Chip Roman’s love of cooking has been steady throughout his life. His love affair with working in restaurants, however, was a bit rockier. He jump-started his culinary career by working in two of Philadelphia’s highest-rated restaurants, Vetri  and Le Bec-Fin . While working at Le Bec-Fin, he got formal culinary training and a business degree from Drexel University. However after years of toiling in the kitchen and in school, he was burned out on restaurants. That’s about when he was asked to help cater a party and was astonished at how much money a few hours of labor had earned him. He started a catering business, Charles Roman Catering, out of his home in 2004. The company soon outgrew his house, and he rented space in a friend’s restaurant in Conshohocken, Pa., outside of Philadelphia. When his friend’s place went out of business, Roman found he was ready to give restaurants another chance. He took over his friend’s lease and debuted Blackfish  in 2006. The fine-dining restaurant has earned rave reviews and made Philadelphia Magazine’s Best of Philly lists in 2007 and 2008. Roman eventually opened another outpost of Blackfish in Avalon, N.J., which he is in the process of relocating a few miles away to a new spot in Stone Harbor, N.J.
How did you get into cooking?
I’ve just always done it. When I was young, I used to fish, and I wanted to know how to cook [what I caught.] My first restaurant job was at Vetri. I worked for free for a year until they had a paying position. That’s how I got into restaurants.
I went to school and also got a degree in business because my parents didn’t want me to just go to culinary school. I’m more grounded, I guess. But if I didn’t go to culinary school, I would have done the same thing. I just got the business degree to please my parents – I’m young enough that I still want to appease them.CHEF’S TIPS
Don’t take shortcuts: “Do it right or do it twice.”
Why did you get into catering?
I’ve always wanted to make extra money. I’ve always been a worker.
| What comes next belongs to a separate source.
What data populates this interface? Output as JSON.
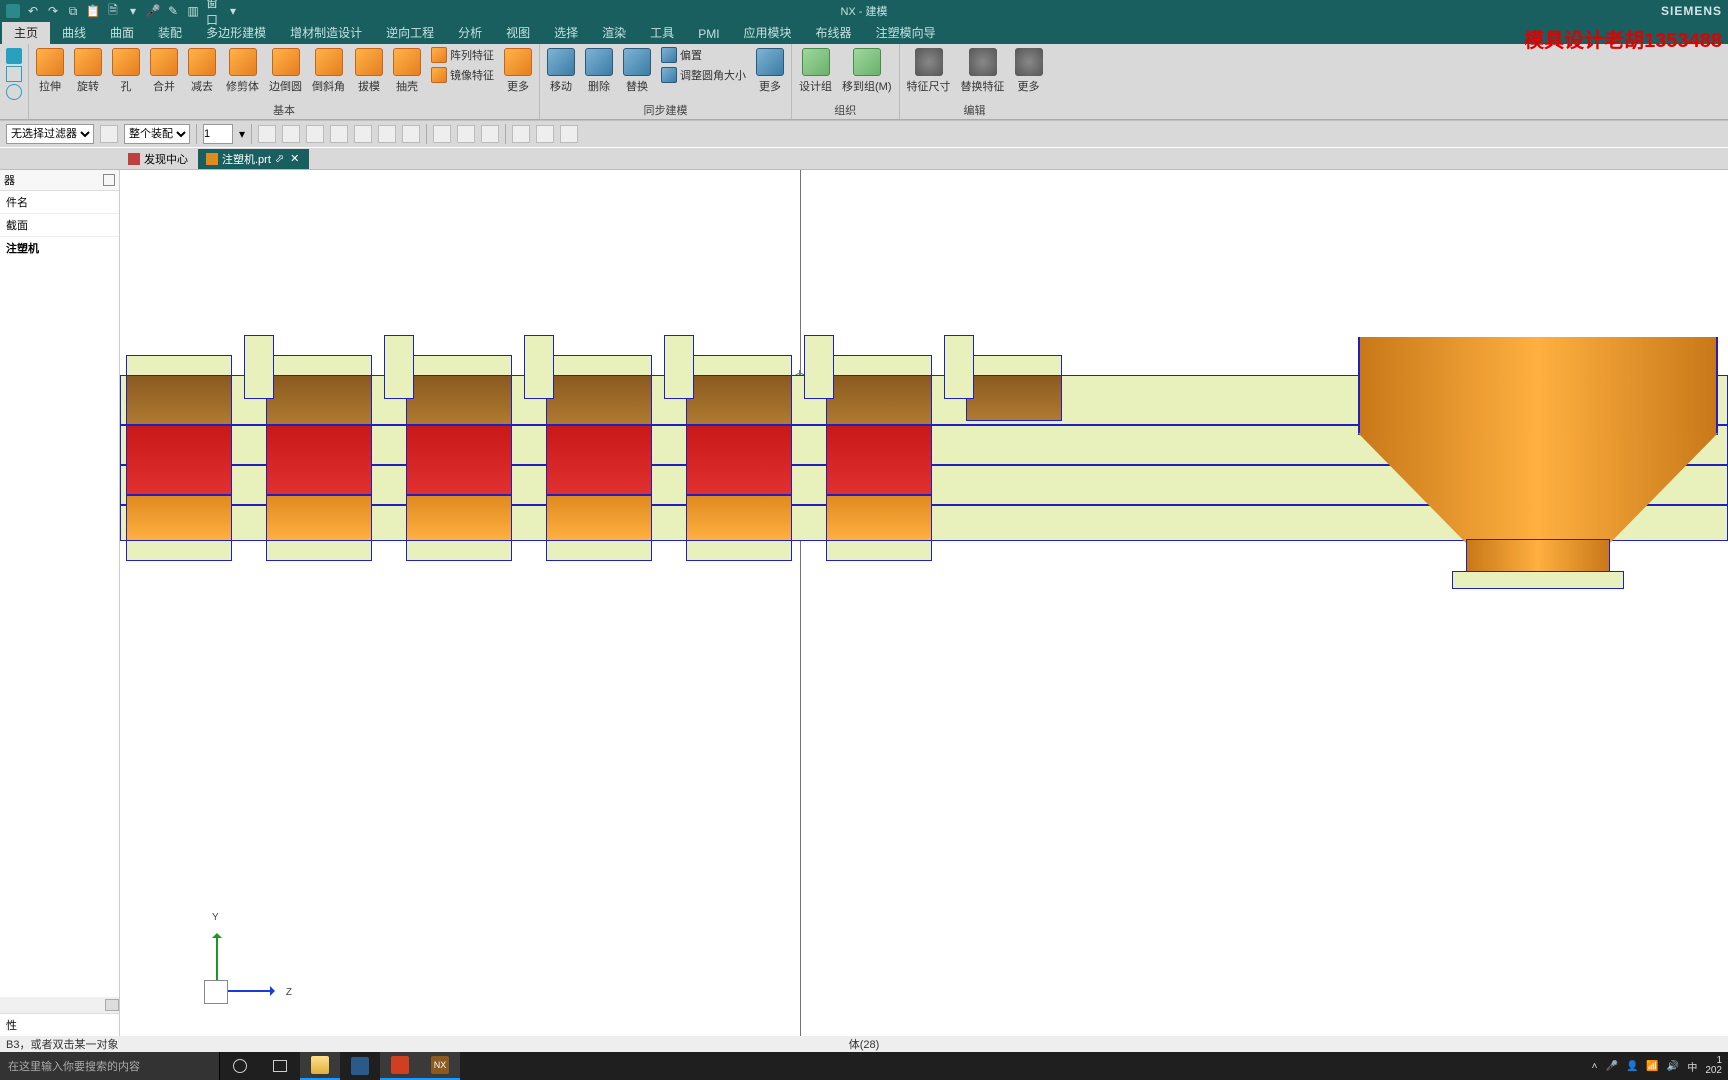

I was at Le Bec-Fin for five years, and one time someone asked me to help host a party at their house, and I made $400. Catering was a way for me to support myself. Today we run the catering out the back door and the restaurant out of the front door.
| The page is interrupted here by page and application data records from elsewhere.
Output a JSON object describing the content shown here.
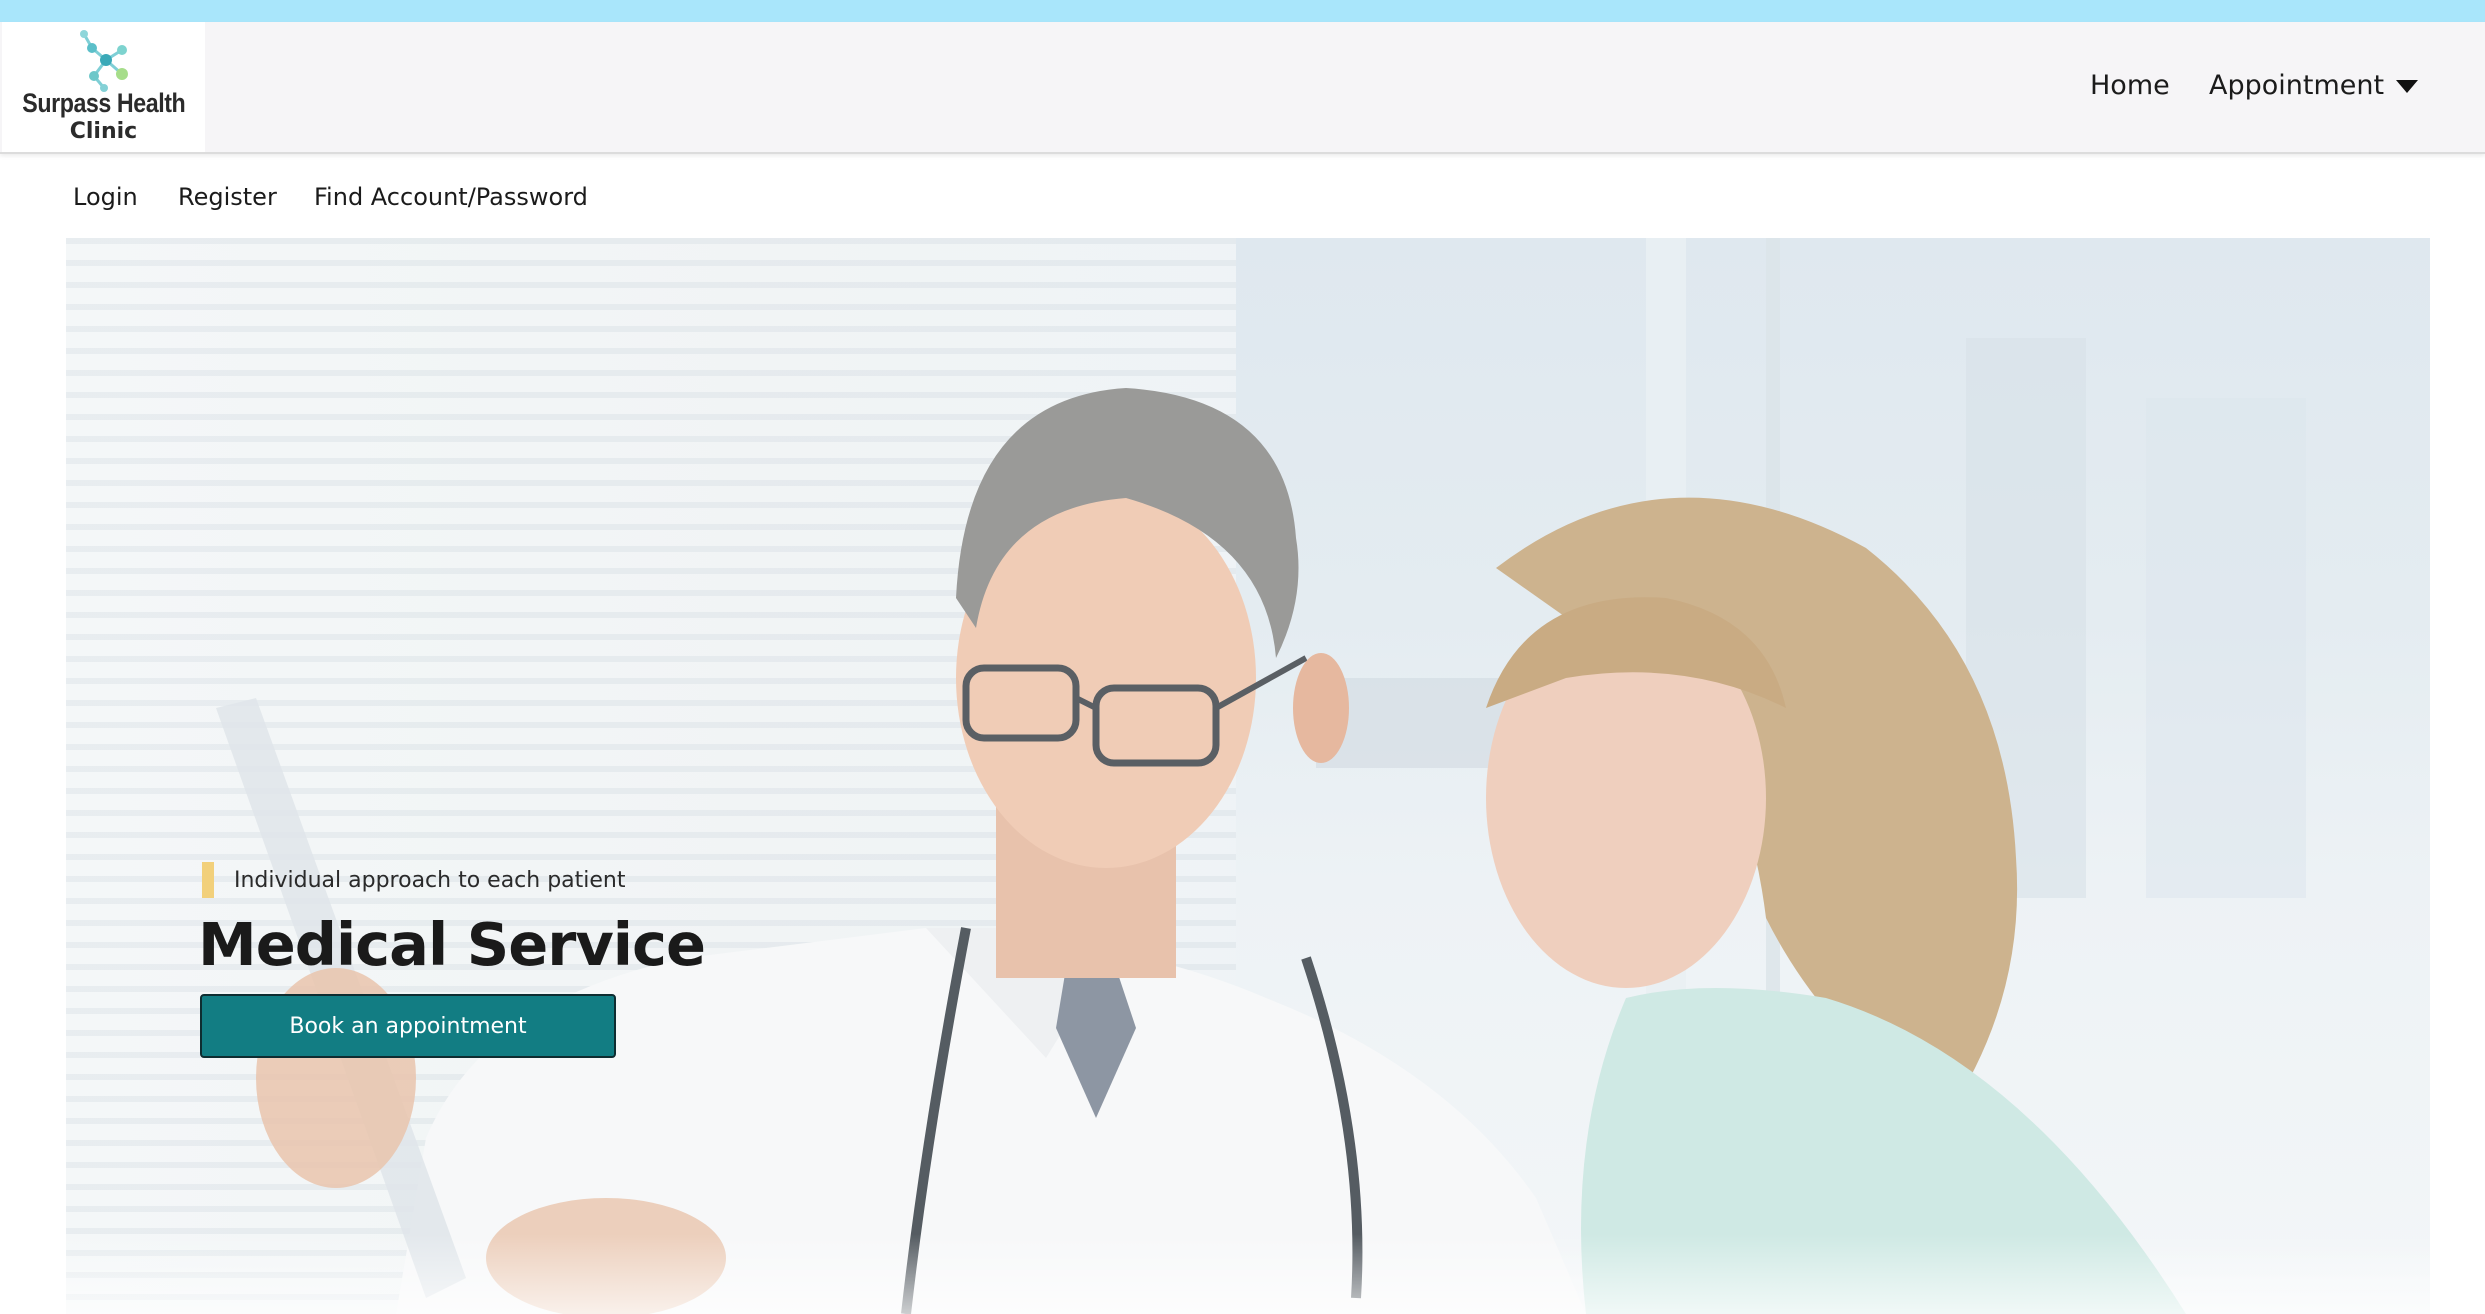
{
  "brand": {
    "name_line1": "Surpass Health",
    "name_line2": "Clinic",
    "logo_icon": "molecule-logo-icon"
  },
  "nav": {
    "home_label": "Home",
    "appointment_label": "Appointment",
    "appointment_icon": "caret-down-icon"
  },
  "subnav": {
    "login_label": "Login",
    "register_label": "Register",
    "find_account_label": "Find Account/Password"
  },
  "hero": {
    "tagline": "Individual approach to each patient",
    "title": "Medical Service",
    "cta_label": "Book an appointment"
  },
  "colors": {
    "top_strip": "#a9e6fb",
    "nav_bg": "#f6f5f7",
    "cta_bg": "#127d83",
    "tag_accent": "#f2d07b"
  }
}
Is it unusual to go from catering to owning a restaurant?
I don’t think it’s as common. I think most people start with a restaurant and go into catering. I was kind of burned out with restaurants, working and going to school for five years. I needed a little bit of a break, though working for myself was more work than I thought. I got married, got a mortgage, had bills to pay – I needed the money. But I missed working in restaurants. I had this spot I was already leasing, my wife gave me her blessing, and I said OK.
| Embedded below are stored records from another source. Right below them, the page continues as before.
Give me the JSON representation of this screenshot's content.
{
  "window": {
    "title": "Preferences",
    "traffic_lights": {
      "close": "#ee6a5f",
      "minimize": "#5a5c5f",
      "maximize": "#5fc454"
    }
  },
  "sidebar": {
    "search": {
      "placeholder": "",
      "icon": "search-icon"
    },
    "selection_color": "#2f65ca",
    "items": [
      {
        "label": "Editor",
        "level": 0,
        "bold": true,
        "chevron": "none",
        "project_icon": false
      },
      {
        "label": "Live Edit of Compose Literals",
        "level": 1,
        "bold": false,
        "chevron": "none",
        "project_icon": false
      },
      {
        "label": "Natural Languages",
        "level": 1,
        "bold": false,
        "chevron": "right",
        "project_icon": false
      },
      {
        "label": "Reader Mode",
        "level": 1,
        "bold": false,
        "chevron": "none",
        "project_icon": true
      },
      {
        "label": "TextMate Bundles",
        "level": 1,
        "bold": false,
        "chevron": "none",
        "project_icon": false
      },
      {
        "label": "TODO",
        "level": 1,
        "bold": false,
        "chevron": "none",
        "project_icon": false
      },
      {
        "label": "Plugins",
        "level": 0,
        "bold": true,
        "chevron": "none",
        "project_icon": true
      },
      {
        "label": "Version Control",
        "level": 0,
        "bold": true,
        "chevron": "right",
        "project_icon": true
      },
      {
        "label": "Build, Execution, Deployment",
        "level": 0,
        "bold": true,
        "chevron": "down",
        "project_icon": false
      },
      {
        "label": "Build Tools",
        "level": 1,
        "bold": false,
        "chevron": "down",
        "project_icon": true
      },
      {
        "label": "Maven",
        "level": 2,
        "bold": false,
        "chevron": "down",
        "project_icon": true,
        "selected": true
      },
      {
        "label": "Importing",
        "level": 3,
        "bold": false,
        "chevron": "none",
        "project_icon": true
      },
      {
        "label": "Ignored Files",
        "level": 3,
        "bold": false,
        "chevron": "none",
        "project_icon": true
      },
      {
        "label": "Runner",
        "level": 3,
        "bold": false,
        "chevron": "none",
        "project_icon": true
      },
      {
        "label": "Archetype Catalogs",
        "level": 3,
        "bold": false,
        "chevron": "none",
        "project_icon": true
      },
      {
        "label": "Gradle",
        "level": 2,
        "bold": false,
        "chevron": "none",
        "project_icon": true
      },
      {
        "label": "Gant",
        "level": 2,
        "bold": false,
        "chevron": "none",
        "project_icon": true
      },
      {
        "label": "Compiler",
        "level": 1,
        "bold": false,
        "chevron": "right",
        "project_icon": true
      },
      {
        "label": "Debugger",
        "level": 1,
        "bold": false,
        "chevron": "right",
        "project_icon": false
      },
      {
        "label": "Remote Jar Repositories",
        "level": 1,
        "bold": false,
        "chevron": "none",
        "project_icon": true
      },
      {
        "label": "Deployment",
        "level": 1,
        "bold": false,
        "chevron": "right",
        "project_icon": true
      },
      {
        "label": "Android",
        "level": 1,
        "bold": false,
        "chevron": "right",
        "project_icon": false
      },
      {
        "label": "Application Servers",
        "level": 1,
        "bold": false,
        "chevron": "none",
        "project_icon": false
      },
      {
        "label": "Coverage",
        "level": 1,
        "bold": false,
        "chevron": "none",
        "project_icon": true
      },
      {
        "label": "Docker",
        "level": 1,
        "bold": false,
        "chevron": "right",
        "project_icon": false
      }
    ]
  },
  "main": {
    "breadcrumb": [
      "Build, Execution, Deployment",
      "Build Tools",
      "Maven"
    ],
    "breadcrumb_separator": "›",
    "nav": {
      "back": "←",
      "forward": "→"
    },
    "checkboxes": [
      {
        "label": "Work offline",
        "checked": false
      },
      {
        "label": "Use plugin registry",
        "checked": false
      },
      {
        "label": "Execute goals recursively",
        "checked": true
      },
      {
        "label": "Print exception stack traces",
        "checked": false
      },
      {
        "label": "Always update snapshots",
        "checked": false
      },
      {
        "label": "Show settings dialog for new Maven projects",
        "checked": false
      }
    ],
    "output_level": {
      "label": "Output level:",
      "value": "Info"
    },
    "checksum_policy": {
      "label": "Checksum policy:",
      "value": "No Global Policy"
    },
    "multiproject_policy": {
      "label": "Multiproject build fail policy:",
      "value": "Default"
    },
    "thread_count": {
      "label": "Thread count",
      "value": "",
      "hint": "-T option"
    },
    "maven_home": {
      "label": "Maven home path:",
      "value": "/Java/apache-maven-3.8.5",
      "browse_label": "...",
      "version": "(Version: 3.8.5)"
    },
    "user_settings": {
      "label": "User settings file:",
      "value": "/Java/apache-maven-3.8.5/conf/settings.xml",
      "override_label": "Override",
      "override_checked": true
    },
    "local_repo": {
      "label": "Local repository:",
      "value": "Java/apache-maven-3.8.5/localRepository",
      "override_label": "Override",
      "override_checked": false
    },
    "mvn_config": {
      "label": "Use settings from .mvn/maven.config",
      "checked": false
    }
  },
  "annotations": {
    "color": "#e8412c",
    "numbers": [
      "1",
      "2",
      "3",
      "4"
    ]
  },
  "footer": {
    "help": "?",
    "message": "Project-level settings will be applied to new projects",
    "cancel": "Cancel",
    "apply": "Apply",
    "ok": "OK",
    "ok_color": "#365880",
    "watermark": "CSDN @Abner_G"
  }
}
Tell me about the menu at Blackfish?
When I first opened, I thought Conshohocken was a meat-and-potatoes town. I wouldn’t say that anymore. Our menu is fairly expensive for the area. We have foie gras, sweetbreads, snails. The people wanted us to make it a little complex. We draw from a lot of different neighborhoods. A lot of our customers don’t have to drive to Philadelphia [for a good meal], they can come here. Even people from Philly come here.
How do you balance your restaurants, catering and family?
I just moved about four minutes away from work, so now it’s a little better. I can kind of come and go as needed. We have a shore house in Ocean City, [Md., not far from the new restaurant], so from May to September my whole family is there. I also have a really strong staff.
What do you spend most of your time doing?
Yelling. I basically oversee everything, though I still cook a lot. But I’ve got a chef for each restaurant, a general manager for each restaurant and an assistant.
What is your biggest challenge during the economic downturn?BIOGRAPHY
Title: chef/owner, Blackfish, Conshohocken, Pa., and Stone Harbor, N.J.Birth date: May 26, 1979Hometown: PhiladelphiaEducation: Drexel University, Philadelphia, 2002Career highlights: working at Le Bec-Fin and Vetri, both in PhiladelphiaPersonal: married, with two kidsInterests: fishing
We’re not struggling by any means. I have less covers, but our check average is up. We reconfigured our menu a bit to encourage people to order more.
We used to do seven appetizers and seven entrées. Now we [divide those up and] offer five, five and five, so people are ordering more courses. People really like having a first, second, third and dessert. Seventy-five percent of people order the three courses.
What is your greatest asset?
The staff. We have extra-great service. A lot of places are cutting back and using managers to do things like bartend and serve. My response is to do the opposite. I hire more staff and take a little less for myself. A lot of people are still going to go out to eat. With restaurants cutting corners, people will start to notice. People are extra vigilant and will say something about it. I just want to make sure people know we’re still trying to give them a great product.
How is your catering business doing?
I probably get more phone calls for it now than ever before, but I’m losing interest. I close fewer deals. If people want to dumb [the food] down, I shy away from it. It’s my job to maintain the standard.
What kind of customers do you have?
We do get a lot of foodies. A lot of chefs call for weddings. I usually give those guys a deal because I know what they’re dealing with. When a chef asks you [to cater], it’s a compliment.
Do you cook at home?